Last year PETCO fans got a brief glimpse of Rymer’s talent when he was called up to the major leagues in mid-August, after putting together an impressive season after sitting out 2013 with Tommy John surgery.
, The plan probably was to keep him in Triple-A and not bring him to the majors but a combination of a tough year by the big club - and Liriano’s .452/.521/.661 slash line in 16 games with the Chihuahuas - made the promotion unavoidable.
While he showed some promise with the Padres, a trip to the big leagues also exposed some holes in his offensive game as he posted a .220/.289/.266 line in 118 plate appearances.
This year in El Paso he has occupied a variety of roles ranging from lead-off hitter to hitting in his more familiar spot in the middle of the order. Coming into Saturday’s game he was at .270/.376/.405 and was hitting particularly well at home with a .325/.434/.509 mark and 12 stolen bases.
We caught up with Rymer earlier this month to talk about his growth as a player.
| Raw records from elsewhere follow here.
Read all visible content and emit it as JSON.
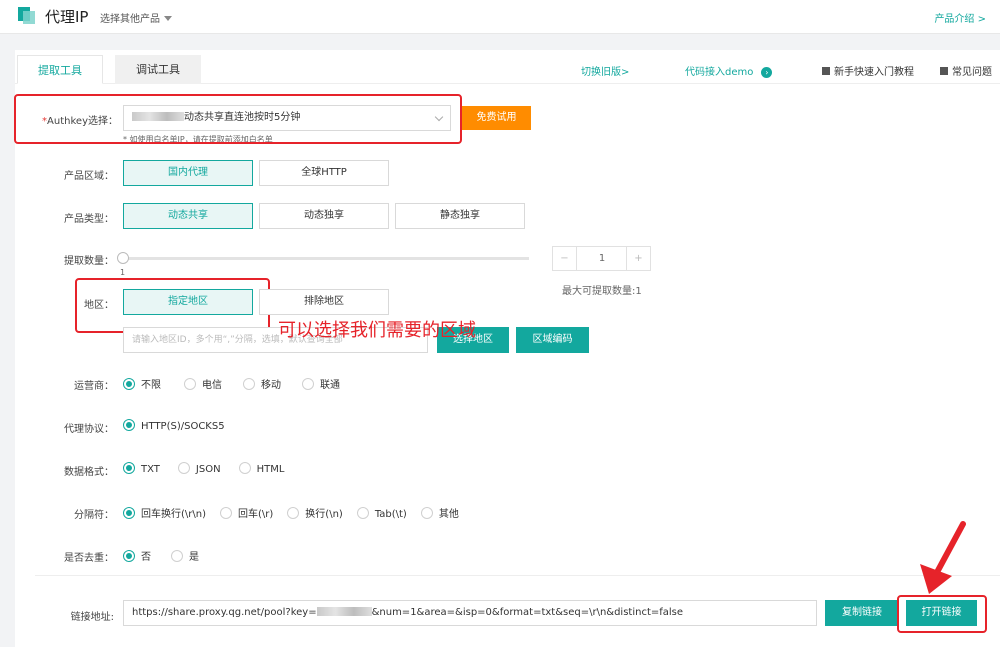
{
  "header": {
    "app_title": "代理IP",
    "product_select": "选择其他产品",
    "product_intro": "产品介绍 >"
  },
  "tabs": [
    {
      "label": "提取工具",
      "active": true
    },
    {
      "label": "调试工具",
      "active": false
    }
  ],
  "top_links": {
    "switch_old": "切换旧版>",
    "code_demo": "代码接入demo",
    "beginner": "新手快速入门教程",
    "faq": "常见问题"
  },
  "authkey": {
    "label_required": "*",
    "label": "Authkey选择：",
    "selected_suffix": "动态共享直连池按时5分钟",
    "hint": "* 如使用白名单IP，请在提取前添加白名单",
    "trial_button": "免费试用"
  },
  "product_region": {
    "label": "产品区域：",
    "options": [
      "国内代理",
      "全球HTTP"
    ],
    "selected": "国内代理"
  },
  "product_type": {
    "label": "产品类型：",
    "options": [
      "动态共享",
      "动态独享",
      "静态独享"
    ],
    "selected": "动态共享"
  },
  "quantity": {
    "label": "提取数量：",
    "slider_value": "1",
    "stepper_minus": "−",
    "stepper_value": "1",
    "stepper_plus": "+",
    "max_note": "最大可提取数量:1"
  },
  "region": {
    "label": "地区：",
    "options": [
      "指定地区",
      "排除地区"
    ],
    "selected": "指定地区",
    "annotation": "可以选择我们需要的区域",
    "input_placeholder": "请输入地区ID，多个用“,”分隔，选填，默认查询全部",
    "select_button": "选择地区",
    "code_button": "区域编码"
  },
  "isp": {
    "label": "运营商：",
    "options": [
      "不限",
      "电信",
      "移动",
      "联通"
    ],
    "selected": "不限"
  },
  "protocol": {
    "label": "代理协议：",
    "options": [
      "HTTP(S)/SOCKS5"
    ],
    "selected": "HTTP(S)/SOCKS5"
  },
  "format": {
    "label": "数据格式：",
    "options": [
      "TXT",
      "JSON",
      "HTML"
    ],
    "selected": "TXT"
  },
  "separator": {
    "label": "分隔符：",
    "options": [
      "回车换行(\\r\\n)",
      "回车(\\r)",
      "换行(\\n)",
      "Tab(\\t)",
      "其他"
    ],
    "selected": "回车换行(\\r\\n)"
  },
  "dedupe": {
    "label": "是否去重：",
    "options": [
      "否",
      "是"
    ],
    "selected": "否"
  },
  "link": {
    "label": "链接地址:",
    "url_prefix": "https://share.proxy.qg.net/pool?key=",
    "url_suffix": "&num=1&area=&isp=0&format=txt&seq=\\r\\n&distinct=false",
    "copy_button": "复制链接",
    "open_button": "打开链接"
  },
  "colors": {
    "accent": "#13a89e",
    "orange": "#ff8c00",
    "annotation_red": "#e6232a"
  }
}
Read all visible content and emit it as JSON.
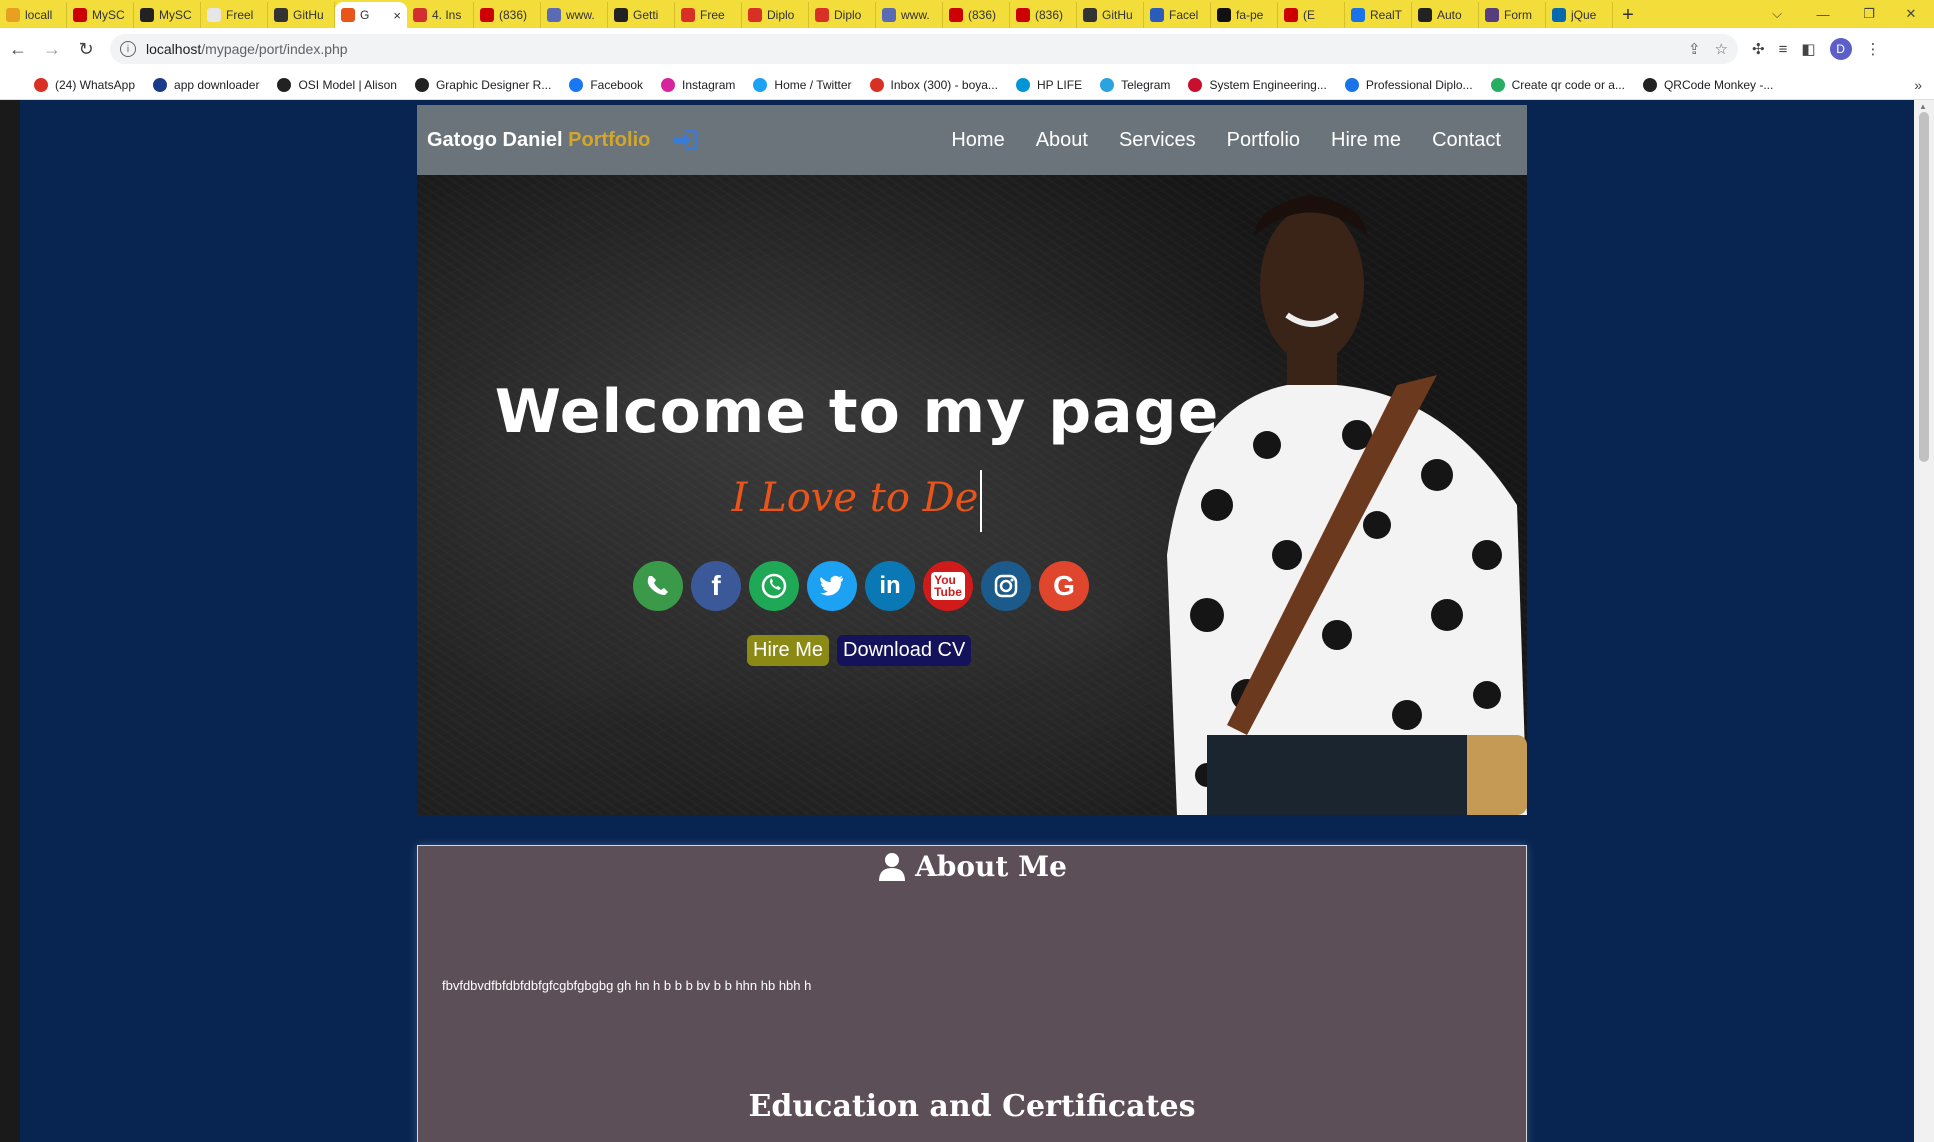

Have you made any changes at the plate this season?
Rymer Liriano: Yes, I was reaching too much with my hands, so I was getting beat inside. Once I made that adjustment I started to hit better.
Randy Smith spoke last year that you were used to pitchers always throwing you outside so when you got to the majors it was a bit of an adjustment with all of the inside pitches you were seeing on the major league level.
Rymer Liriano: Yes, it was very different and made me change my swing so I didn’t roll over. This year I’ve improved on both sides and made the adjustment.
We’ve been writing about you for a long time and one of the things we would always comment on is that you had to learn to be more patient at the plate.
Now you are leading off and you on-base percentage is way up. Have you become that much better at recognizing pitches?
Rymer Liriano: I’ve learned to read pitchers more so I am more aware of what they are trying to do to me in the count than before. This helps me to anticipate what the pitcher is trying to do.
A lot of getting better at being more selective is just studying the game. In certain counts you can look for fastballs more than breaking pitches, which helps.
It sounds like you’re biggest growth in the game the past few years has been on the mental side?
Rymer Liriano: Yes, I’m still young, but I’ve been doing this for a long time. I’ve always liked to work to improve my game but now I am doing it as much on the mental part as on the physical side.
One thing that people used to say in the organization that you worked too hard. If something didn’t go right for you on the field you would go in the gym for three hours.
Now it sounds like you are putting that effort into both the physical and mental side.
Rymer Liriano: You have too because if you want to get better that is where you can improve the most. It is also what makes a big league player.
I saw you in Fort Wayne when you stole 65 bases. The Chihuahuas have put you in the leadoff spot some this year. Do you like it?
Rymer Liriano: Oh yeah, I feel really comfortable there. I’m a big guy but I like to run.
What are you weighing now?
Rymer Liriano: I’m about 240 pounds and around six-foot-one.
It’s kind of fun to watch pitcher’s faces when they see me run. They don’t think a big guy can move like I do. [laughs]
What do you need to do to get back to the big leagues?
Rymer Liriano: Just my swing. So I can handle both the inside and outside parts of the plate. If they want to throw me more inside, then I can really hit the ball pretty far.
And I am always just trying to become a better player at everything.,p>